§ Provided data:
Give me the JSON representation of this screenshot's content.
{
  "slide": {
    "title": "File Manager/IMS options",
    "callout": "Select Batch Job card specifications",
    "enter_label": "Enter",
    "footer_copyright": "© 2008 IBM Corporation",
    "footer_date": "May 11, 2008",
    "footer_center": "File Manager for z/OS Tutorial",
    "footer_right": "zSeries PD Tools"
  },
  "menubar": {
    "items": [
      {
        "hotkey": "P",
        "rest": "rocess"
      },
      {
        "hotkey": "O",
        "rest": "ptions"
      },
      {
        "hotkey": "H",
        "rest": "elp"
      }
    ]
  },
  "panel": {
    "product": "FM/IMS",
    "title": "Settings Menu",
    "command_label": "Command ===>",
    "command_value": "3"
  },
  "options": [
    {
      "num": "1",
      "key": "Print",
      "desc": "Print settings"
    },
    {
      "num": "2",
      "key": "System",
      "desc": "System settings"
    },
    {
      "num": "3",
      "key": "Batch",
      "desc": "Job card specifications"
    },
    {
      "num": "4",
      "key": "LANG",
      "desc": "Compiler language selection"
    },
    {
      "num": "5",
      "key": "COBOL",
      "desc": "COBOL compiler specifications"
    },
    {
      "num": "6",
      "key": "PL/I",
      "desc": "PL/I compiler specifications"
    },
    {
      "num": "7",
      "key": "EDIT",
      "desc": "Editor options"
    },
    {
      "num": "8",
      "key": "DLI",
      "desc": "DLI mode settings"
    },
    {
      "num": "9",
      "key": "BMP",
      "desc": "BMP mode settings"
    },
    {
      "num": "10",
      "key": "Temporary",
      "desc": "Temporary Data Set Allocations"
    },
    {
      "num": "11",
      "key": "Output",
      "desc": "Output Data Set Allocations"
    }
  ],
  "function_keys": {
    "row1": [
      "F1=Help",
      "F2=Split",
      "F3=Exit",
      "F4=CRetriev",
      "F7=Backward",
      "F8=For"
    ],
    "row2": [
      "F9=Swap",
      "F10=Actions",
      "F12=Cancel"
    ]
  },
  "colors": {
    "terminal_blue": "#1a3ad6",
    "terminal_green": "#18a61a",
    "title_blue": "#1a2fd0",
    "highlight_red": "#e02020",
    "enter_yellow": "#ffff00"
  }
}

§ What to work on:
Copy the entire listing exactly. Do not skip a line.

§ Result:
Give me the JSON representation of this screenshot's content.
{
  "slide": {
    "title": "File Manager/IMS options",
    "callout": "Select Batch Job card specifications",
    "enter_label": "Enter",
    "footer_copyright": "© 2008 IBM Corporation",
    "footer_date": "May 11, 2008",
    "footer_center": "File Manager for z/OS Tutorial",
    "footer_right": "zSeries PD Tools"
  },
  "menubar": {
    "items": [
      {
        "hotkey": "P",
        "rest": "rocess"
      },
      {
        "hotkey": "O",
        "rest": "ptions"
      },
      {
        "hotkey": "H",
        "rest": "elp"
      }
    ]
  },
  "panel": {
    "product": "FM/IMS",
    "title": "Settings Menu",
    "command_label": "Command ===>",
    "command_value": "3"
  },
  "options": [
    {
      "num": "1",
      "key": "Print",
      "desc": "Print settings"
    },
    {
      "num": "2",
      "key": "System",
      "desc": "System settings"
    },
    {
      "num": "3",
      "key": "Batch",
      "desc": "Job card specifications"
    },
    {
      "num": "4",
      "key": "LANG",
      "desc": "Compiler language selection"
    },
    {
      "num": "5",
      "key": "COBOL",
      "desc": "COBOL compiler specifications"
    },
    {
      "num": "6",
      "key": "PL/I",
      "desc": "PL/I compiler specifications"
    },
    {
      "num": "7",
      "key": "EDIT",
      "desc": "Editor options"
    },
    {
      "num": "8",
      "key": "DLI",
      "desc": "DLI mode settings"
    },
    {
      "num": "9",
      "key": "BMP",
      "desc": "BMP mode settings"
    },
    {
      "num": "10",
      "key": "Temporary",
      "desc": "Temporary Data Set Allocations"
    },
    {
      "num": "11",
      "key": "Output",
      "desc": "Output Data Set Allocations"
    }
  ],
  "function_keys": {
    "row1": [
      "F1=Help",
      "F2=Split",
      "F3=Exit",
      "F4=CRetriev",
      "F7=Backward",
      "F8=For"
    ],
    "row2": [
      "F9=Swap",
      "F10=Actions",
      "F12=Cancel"
    ]
  },
  "colors": {
    "terminal_blue": "#1a3ad6",
    "terminal_green": "#18a61a",
    "title_blue": "#1a2fd0",
    "highlight_red": "#e02020",
    "enter_yellow": "#ffff00"
  }
}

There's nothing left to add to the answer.